Records contained in a dataset:
((

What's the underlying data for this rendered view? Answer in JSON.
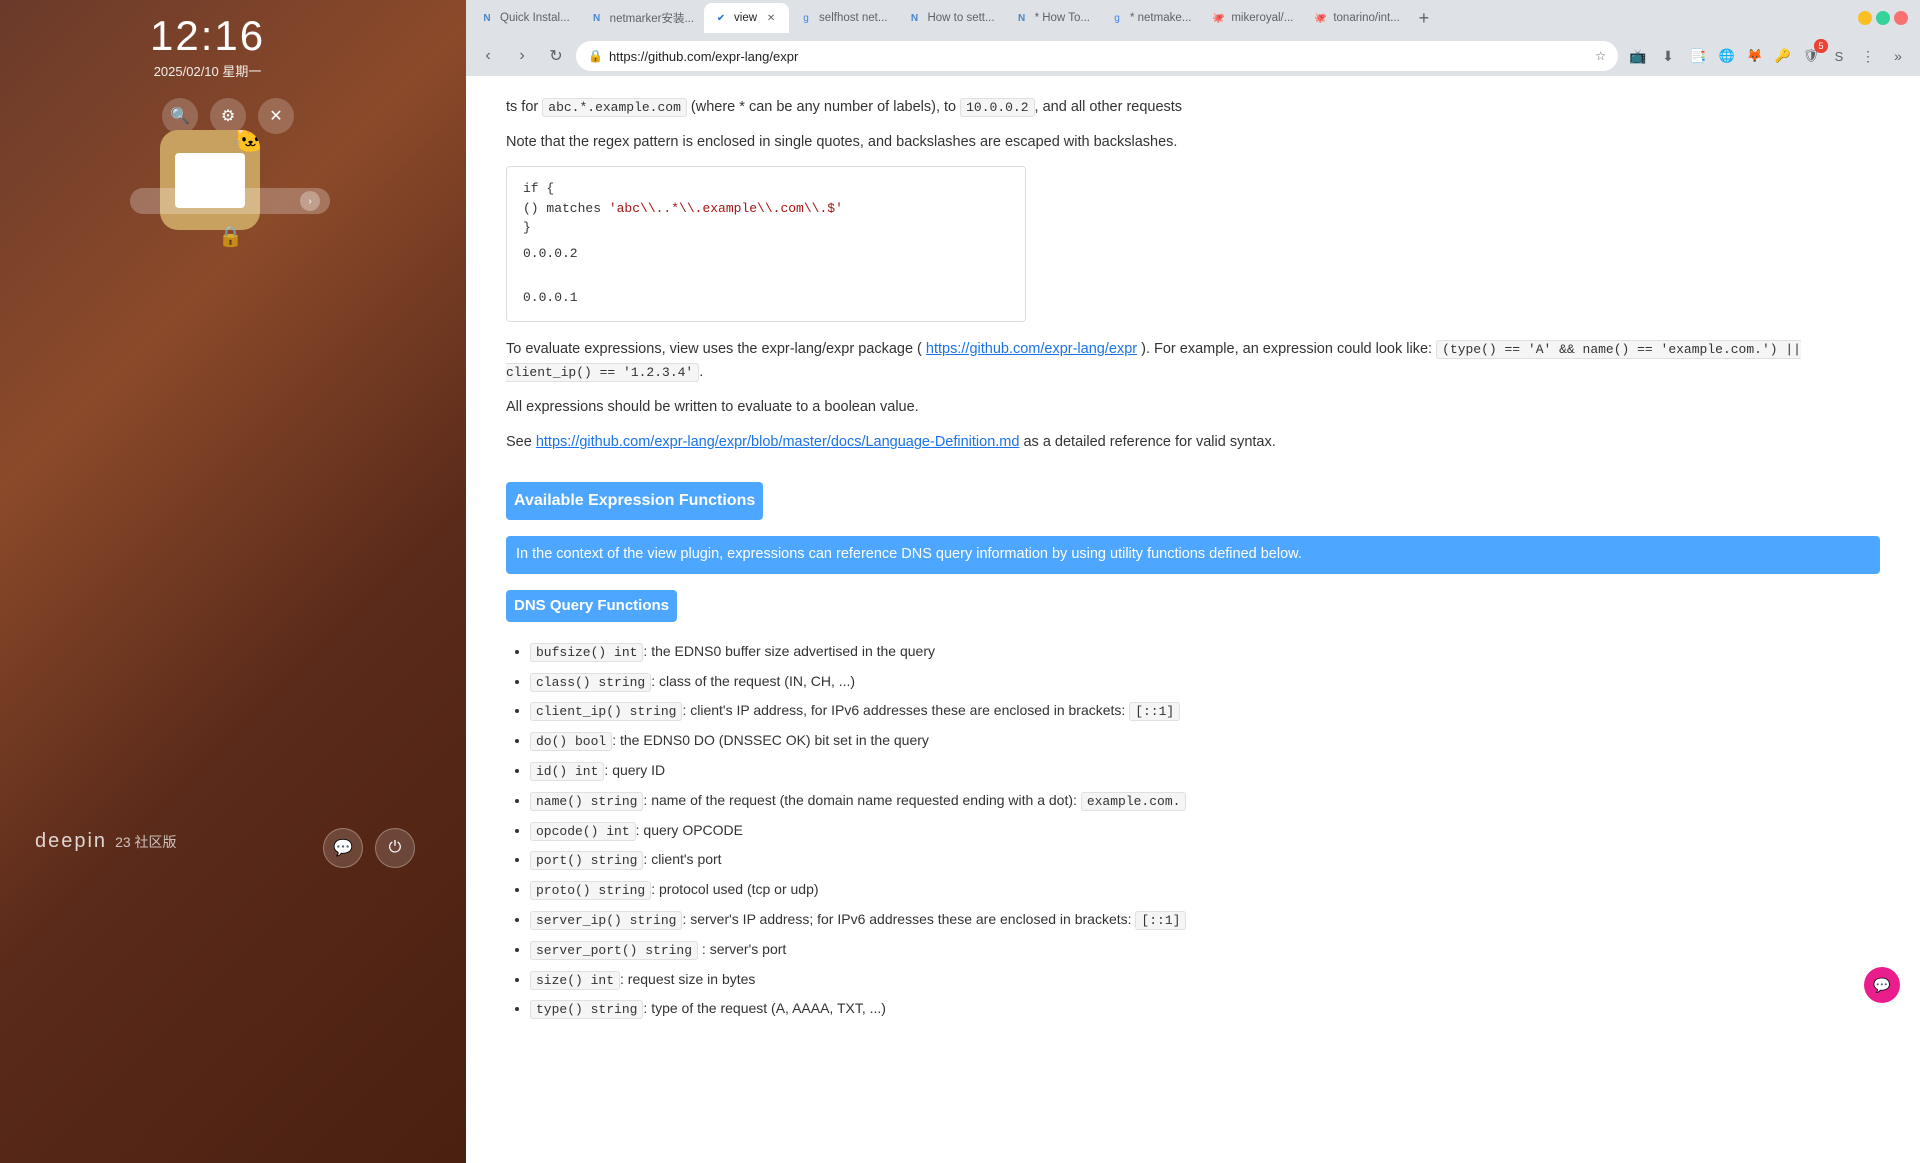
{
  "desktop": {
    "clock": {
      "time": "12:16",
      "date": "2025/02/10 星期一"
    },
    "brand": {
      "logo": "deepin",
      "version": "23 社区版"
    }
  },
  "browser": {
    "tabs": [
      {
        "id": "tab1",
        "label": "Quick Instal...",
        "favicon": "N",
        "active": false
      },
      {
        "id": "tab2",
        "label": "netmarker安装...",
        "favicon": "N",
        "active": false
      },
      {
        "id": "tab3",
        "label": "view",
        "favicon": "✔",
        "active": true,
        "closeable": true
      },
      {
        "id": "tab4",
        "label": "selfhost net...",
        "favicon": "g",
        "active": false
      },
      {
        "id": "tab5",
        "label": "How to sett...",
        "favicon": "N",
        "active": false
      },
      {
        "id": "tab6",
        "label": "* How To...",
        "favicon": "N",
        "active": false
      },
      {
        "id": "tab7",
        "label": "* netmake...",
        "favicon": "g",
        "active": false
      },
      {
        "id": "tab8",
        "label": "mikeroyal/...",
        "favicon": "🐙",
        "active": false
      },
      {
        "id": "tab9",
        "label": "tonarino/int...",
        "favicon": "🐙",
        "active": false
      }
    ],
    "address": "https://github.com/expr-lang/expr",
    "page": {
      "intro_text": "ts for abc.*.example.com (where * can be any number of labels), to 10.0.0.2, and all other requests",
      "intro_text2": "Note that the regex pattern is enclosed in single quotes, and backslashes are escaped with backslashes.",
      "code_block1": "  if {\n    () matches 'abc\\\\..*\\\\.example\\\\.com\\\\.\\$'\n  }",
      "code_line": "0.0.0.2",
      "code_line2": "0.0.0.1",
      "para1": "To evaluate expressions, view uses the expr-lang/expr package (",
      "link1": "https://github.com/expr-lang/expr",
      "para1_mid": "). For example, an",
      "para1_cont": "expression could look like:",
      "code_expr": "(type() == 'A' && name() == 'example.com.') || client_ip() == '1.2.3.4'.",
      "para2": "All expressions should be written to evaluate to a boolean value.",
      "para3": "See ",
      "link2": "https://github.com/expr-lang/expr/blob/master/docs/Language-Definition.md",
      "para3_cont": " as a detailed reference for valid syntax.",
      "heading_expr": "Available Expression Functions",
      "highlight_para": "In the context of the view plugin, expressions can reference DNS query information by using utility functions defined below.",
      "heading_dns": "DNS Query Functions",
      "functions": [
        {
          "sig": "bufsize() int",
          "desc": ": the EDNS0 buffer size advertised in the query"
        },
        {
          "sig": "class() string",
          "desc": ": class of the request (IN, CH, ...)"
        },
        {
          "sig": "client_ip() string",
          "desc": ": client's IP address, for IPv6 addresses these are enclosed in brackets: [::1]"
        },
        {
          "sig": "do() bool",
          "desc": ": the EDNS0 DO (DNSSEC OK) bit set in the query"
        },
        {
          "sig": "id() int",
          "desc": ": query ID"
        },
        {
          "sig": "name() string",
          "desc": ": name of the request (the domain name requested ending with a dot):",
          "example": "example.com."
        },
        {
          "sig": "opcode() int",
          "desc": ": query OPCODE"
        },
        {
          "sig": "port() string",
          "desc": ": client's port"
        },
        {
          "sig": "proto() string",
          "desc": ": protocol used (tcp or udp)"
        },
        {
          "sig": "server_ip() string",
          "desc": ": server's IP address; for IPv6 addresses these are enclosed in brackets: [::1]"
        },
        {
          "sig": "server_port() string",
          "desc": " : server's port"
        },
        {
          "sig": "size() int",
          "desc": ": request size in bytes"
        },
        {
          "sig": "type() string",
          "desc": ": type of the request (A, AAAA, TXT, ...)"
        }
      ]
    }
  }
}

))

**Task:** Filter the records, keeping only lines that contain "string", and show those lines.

**Finished exercise:**
          "sig": "class() string",
          "sig": "client_ip() string",
          "sig": "name() string",
          "sig": "port() string",
          "sig": "proto() string",
          "sig": "server_ip() string",
          "sig": "server_port() string",
          "sig": "type() string",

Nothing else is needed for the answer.